Find and copy each line of the listing below that has the word "this" in it.
*** Opening Data excerpts ***
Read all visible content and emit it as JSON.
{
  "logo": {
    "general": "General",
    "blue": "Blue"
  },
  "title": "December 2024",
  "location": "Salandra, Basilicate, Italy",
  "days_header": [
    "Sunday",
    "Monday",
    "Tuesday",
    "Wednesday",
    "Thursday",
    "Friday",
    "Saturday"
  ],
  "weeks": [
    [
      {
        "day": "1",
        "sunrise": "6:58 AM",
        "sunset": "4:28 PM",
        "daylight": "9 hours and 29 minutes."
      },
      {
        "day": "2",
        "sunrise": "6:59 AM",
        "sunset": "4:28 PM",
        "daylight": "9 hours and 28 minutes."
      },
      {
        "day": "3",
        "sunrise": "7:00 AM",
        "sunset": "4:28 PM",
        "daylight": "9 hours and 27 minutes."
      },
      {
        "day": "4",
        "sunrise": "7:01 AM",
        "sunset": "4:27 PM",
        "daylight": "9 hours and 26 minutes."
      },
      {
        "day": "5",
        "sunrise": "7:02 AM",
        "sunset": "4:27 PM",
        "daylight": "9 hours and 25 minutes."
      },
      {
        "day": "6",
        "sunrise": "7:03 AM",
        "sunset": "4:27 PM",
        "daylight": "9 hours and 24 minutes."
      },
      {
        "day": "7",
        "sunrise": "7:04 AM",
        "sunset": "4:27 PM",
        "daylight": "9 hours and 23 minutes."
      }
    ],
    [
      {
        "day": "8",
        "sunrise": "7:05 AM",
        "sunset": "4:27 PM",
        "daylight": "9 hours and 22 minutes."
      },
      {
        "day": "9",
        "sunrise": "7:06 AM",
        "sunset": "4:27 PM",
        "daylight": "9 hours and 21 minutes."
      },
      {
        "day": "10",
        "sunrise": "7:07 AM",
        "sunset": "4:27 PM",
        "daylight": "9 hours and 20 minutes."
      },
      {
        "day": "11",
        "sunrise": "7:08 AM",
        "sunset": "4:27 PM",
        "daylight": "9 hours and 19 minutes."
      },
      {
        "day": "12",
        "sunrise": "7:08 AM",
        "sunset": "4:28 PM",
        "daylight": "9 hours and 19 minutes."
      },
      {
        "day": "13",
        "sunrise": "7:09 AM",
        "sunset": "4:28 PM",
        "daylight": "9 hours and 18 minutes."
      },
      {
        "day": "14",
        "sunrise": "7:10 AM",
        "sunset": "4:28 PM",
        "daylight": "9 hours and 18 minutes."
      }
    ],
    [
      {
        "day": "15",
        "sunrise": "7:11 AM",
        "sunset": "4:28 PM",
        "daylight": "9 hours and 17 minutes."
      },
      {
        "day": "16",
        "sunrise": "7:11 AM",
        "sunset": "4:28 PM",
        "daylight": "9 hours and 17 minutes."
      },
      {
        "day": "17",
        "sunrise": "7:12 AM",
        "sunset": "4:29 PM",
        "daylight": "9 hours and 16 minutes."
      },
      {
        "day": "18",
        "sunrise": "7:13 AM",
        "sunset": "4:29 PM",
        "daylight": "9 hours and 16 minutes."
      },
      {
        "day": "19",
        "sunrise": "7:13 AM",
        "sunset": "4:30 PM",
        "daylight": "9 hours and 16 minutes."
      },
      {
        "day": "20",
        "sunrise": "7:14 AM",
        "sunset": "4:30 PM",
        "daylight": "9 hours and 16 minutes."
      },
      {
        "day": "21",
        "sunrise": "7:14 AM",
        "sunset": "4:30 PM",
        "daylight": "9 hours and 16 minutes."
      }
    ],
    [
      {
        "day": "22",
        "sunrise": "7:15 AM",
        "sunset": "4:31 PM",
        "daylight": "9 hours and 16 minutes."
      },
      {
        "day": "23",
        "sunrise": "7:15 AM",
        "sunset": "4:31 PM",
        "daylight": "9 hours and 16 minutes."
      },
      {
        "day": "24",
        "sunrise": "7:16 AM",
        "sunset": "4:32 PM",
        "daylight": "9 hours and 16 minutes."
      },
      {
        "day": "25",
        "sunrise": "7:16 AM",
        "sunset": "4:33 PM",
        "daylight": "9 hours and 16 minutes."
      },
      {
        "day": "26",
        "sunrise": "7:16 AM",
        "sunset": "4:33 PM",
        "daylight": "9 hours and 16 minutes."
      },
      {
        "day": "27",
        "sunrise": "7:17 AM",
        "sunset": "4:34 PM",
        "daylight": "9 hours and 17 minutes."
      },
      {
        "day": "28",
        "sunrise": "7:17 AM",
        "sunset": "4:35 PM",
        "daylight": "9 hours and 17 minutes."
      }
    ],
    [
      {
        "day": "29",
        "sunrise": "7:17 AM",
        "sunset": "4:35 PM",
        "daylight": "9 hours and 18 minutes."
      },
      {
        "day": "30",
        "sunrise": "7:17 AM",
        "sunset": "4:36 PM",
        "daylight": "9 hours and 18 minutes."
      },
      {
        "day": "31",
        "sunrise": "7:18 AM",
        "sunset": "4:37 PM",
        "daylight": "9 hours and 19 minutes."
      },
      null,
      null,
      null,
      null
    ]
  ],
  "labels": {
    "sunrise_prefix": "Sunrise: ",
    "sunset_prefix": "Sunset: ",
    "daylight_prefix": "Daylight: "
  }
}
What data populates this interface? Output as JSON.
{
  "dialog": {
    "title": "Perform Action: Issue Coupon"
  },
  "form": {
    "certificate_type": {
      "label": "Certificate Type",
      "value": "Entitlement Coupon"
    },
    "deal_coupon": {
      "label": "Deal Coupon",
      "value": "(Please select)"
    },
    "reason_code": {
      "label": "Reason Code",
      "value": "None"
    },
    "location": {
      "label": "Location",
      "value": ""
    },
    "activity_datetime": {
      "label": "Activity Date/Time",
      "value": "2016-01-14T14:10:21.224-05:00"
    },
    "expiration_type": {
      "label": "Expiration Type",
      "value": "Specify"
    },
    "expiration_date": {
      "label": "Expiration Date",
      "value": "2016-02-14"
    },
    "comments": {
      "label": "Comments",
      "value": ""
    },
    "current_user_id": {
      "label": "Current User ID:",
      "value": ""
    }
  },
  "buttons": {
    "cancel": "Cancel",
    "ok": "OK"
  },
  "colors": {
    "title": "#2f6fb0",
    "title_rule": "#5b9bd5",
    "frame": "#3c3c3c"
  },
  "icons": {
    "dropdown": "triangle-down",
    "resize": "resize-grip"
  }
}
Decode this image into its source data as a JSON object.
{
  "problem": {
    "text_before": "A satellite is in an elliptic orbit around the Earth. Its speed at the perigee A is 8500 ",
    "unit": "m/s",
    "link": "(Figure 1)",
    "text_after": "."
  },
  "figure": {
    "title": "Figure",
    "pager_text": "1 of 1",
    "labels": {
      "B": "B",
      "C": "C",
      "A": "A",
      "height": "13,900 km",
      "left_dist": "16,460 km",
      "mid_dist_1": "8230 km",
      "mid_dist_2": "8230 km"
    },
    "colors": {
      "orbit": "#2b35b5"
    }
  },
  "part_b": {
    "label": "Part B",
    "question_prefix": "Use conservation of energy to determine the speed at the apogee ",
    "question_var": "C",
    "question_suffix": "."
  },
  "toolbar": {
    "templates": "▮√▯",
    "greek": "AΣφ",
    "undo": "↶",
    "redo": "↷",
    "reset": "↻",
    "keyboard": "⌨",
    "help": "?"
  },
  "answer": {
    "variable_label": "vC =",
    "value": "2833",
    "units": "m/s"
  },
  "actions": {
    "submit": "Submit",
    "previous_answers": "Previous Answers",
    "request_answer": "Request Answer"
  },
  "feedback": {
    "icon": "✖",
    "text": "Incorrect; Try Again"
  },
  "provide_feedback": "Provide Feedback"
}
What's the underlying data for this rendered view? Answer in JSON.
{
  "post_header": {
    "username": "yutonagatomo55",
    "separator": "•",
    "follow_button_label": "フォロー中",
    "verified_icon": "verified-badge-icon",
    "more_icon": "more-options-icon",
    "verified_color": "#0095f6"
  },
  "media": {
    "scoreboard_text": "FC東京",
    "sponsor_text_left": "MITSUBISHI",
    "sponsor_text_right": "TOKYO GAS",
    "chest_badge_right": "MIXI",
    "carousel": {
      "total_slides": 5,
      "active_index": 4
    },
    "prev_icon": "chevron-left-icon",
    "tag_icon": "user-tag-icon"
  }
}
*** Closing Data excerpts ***
The answer
What data populates this interface? Output as JSON.
Decode this image into its source data as a JSON object.
What's the underlying data for this rendered view? Answer in JSON.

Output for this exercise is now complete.